• [TASK TO CARRY OUT]:
Pictures are to be left out; everything else in the records must be repeated exactly.
--- RECORDED DATA Enclosed Below ---
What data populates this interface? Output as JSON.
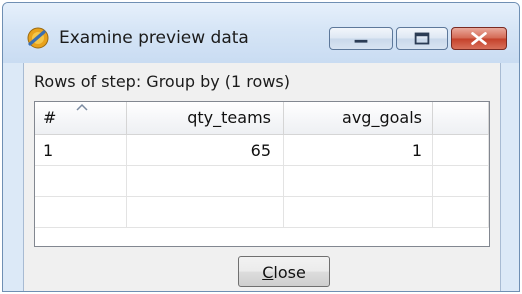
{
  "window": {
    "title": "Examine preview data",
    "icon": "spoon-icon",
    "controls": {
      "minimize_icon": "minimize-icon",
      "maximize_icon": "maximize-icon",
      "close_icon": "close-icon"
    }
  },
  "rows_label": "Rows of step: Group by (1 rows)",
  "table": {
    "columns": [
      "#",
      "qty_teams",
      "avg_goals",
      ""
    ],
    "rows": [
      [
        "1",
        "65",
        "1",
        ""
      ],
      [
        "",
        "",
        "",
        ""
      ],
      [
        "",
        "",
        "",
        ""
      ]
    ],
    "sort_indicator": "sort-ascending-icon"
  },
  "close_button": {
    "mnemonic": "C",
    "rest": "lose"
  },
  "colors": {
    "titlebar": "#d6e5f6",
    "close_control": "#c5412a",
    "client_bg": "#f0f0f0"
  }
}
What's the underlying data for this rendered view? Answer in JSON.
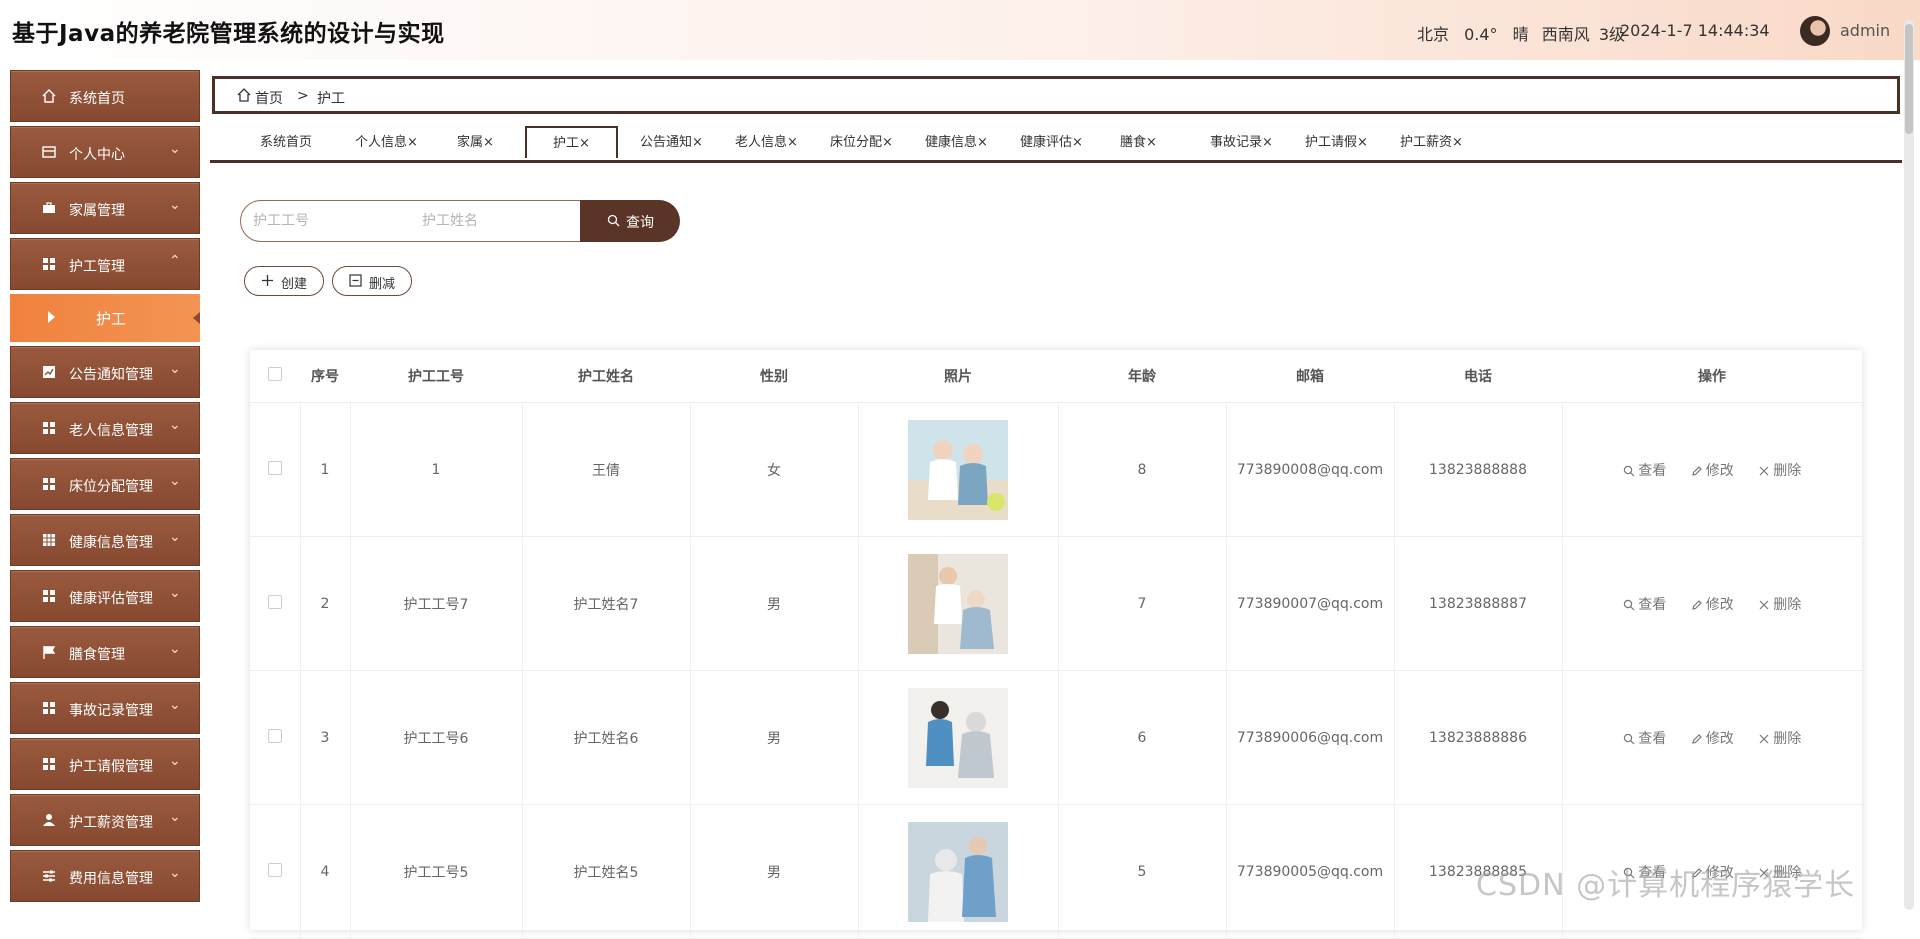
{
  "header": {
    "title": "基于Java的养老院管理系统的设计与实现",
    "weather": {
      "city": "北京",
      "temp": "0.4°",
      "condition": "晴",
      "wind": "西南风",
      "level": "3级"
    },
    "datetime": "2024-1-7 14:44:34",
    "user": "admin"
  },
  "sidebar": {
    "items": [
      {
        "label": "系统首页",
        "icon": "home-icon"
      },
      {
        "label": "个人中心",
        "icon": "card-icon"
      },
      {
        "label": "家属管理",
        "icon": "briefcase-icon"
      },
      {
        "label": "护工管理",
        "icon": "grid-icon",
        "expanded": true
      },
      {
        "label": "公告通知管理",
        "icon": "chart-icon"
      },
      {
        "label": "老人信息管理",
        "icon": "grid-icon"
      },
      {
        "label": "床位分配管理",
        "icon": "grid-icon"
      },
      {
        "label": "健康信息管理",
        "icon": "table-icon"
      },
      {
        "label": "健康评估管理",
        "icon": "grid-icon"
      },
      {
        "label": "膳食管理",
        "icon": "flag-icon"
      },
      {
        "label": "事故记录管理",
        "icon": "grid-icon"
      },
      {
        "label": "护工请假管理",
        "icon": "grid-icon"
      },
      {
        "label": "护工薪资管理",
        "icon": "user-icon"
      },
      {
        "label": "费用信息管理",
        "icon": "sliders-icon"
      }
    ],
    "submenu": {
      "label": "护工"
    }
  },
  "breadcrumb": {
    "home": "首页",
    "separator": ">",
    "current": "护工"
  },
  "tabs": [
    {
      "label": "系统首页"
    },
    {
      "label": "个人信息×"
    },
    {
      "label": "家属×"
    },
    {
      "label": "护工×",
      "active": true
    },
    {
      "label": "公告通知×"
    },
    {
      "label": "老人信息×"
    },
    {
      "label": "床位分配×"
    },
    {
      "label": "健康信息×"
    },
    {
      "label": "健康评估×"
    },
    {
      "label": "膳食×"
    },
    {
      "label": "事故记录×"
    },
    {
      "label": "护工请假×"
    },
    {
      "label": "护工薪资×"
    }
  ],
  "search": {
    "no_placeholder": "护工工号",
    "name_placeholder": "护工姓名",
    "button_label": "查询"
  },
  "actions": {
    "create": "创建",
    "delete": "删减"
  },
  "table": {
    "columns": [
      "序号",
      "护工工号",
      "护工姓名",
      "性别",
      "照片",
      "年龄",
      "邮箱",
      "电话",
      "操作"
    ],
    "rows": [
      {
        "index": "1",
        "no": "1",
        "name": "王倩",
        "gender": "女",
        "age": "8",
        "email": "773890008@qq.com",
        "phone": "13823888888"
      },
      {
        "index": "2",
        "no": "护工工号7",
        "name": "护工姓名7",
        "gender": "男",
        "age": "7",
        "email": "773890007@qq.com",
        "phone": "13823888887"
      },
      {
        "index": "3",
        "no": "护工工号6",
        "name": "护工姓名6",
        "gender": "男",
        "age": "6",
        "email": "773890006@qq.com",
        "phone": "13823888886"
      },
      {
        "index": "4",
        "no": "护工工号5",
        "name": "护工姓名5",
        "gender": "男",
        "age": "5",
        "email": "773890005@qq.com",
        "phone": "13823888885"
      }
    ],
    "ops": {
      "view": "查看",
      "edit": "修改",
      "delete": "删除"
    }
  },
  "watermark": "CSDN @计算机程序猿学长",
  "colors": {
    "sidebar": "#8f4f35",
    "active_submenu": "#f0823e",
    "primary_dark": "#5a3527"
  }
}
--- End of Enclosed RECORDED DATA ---
• [EXERCISE RESULT]:
What data populates this interface? Output as JSON.
{
  "window": {
    "title": "Examine preview data",
    "icon": "spoon-icon",
    "controls": {
      "minimize_icon": "minimize-icon",
      "maximize_icon": "maximize-icon",
      "close_icon": "close-icon"
    }
  },
  "rows_label": "Rows of step: Group by (1 rows)",
  "table": {
    "columns": [
      "#",
      "qty_teams",
      "avg_goals",
      ""
    ],
    "rows": [
      [
        "1",
        "65",
        "1",
        ""
      ],
      [
        "",
        "",
        "",
        ""
      ],
      [
        "",
        "",
        "",
        ""
      ]
    ],
    "sort_indicator": "sort-ascending-icon"
  },
  "close_button": {
    "mnemonic": "C",
    "rest": "lose"
  },
  "colors": {
    "titlebar": "#d6e5f6",
    "close_control": "#c5412a",
    "client_bg": "#f0f0f0"
  }
}
What's the underlying data for this rendered view? Answer in JSON.
{
  "header": {
    "title": "基于Java的养老院管理系统的设计与实现",
    "weather": {
      "city": "北京",
      "temp": "0.4°",
      "condition": "晴",
      "wind": "西南风",
      "level": "3级"
    },
    "datetime": "2024-1-7 14:44:34",
    "user": "admin"
  },
  "sidebar": {
    "items": [
      {
        "label": "系统首页",
        "icon": "home-icon"
      },
      {
        "label": "个人中心",
        "icon": "card-icon"
      },
      {
        "label": "家属管理",
        "icon": "briefcase-icon"
      },
      {
        "label": "护工管理",
        "icon": "grid-icon",
        "expanded": true
      },
      {
        "label": "公告通知管理",
        "icon": "chart-icon"
      },
      {
        "label": "老人信息管理",
        "icon": "grid-icon"
      },
      {
        "label": "床位分配管理",
        "icon": "grid-icon"
      },
      {
        "label": "健康信息管理",
        "icon": "table-icon"
      },
      {
        "label": "健康评估管理",
        "icon": "grid-icon"
      },
      {
        "label": "膳食管理",
        "icon": "flag-icon"
      },
      {
        "label": "事故记录管理",
        "icon": "grid-icon"
      },
      {
        "label": "护工请假管理",
        "icon": "grid-icon"
      },
      {
        "label": "护工薪资管理",
        "icon": "user-icon"
      },
      {
        "label": "费用信息管理",
        "icon": "sliders-icon"
      }
    ],
    "submenu": {
      "label": "护工"
    }
  },
  "breadcrumb": {
    "home": "首页",
    "separator": ">",
    "current": "护工"
  },
  "tabs": [
    {
      "label": "系统首页"
    },
    {
      "label": "个人信息×"
    },
    {
      "label": "家属×"
    },
    {
      "label": "护工×",
      "active": true
    },
    {
      "label": "公告通知×"
    },
    {
      "label": "老人信息×"
    },
    {
      "label": "床位分配×"
    },
    {
      "label": "健康信息×"
    },
    {
      "label": "健康评估×"
    },
    {
      "label": "膳食×"
    },
    {
      "label": "事故记录×"
    },
    {
      "label": "护工请假×"
    },
    {
      "label": "护工薪资×"
    }
  ],
  "search": {
    "no_placeholder": "护工工号",
    "name_placeholder": "护工姓名",
    "button_label": "查询"
  },
  "actions": {
    "create": "创建",
    "delete": "删减"
  },
  "table": {
    "columns": [
      "序号",
      "护工工号",
      "护工姓名",
      "性别",
      "照片",
      "年龄",
      "邮箱",
      "电话",
      "操作"
    ],
    "rows": [
      {
        "index": "1",
        "no": "1",
        "name": "王倩",
        "gender": "女",
        "age": "8",
        "email": "773890008@qq.com",
        "phone": "13823888888"
      },
      {
        "index": "2",
        "no": "护工工号7",
        "name": "护工姓名7",
        "gender": "男",
        "age": "7",
        "email": "773890007@qq.com",
        "phone": "13823888887"
      },
      {
        "index": "3",
        "no": "护工工号6",
        "name": "护工姓名6",
        "gender": "男",
        "age": "6",
        "email": "773890006@qq.com",
        "phone": "13823888886"
      },
      {
        "index": "4",
        "no": "护工工号5",
        "name": "护工姓名5",
        "gender": "男",
        "age": "5",
        "email": "773890005@qq.com",
        "phone": "13823888885"
      }
    ],
    "ops": {
      "view": "查看",
      "edit": "修改",
      "delete": "删除"
    }
  },
  "watermark": "CSDN @计算机程序猿学长",
  "colors": {
    "sidebar": "#8f4f35",
    "active_submenu": "#f0823e",
    "primary_dark": "#5a3527"
  }
}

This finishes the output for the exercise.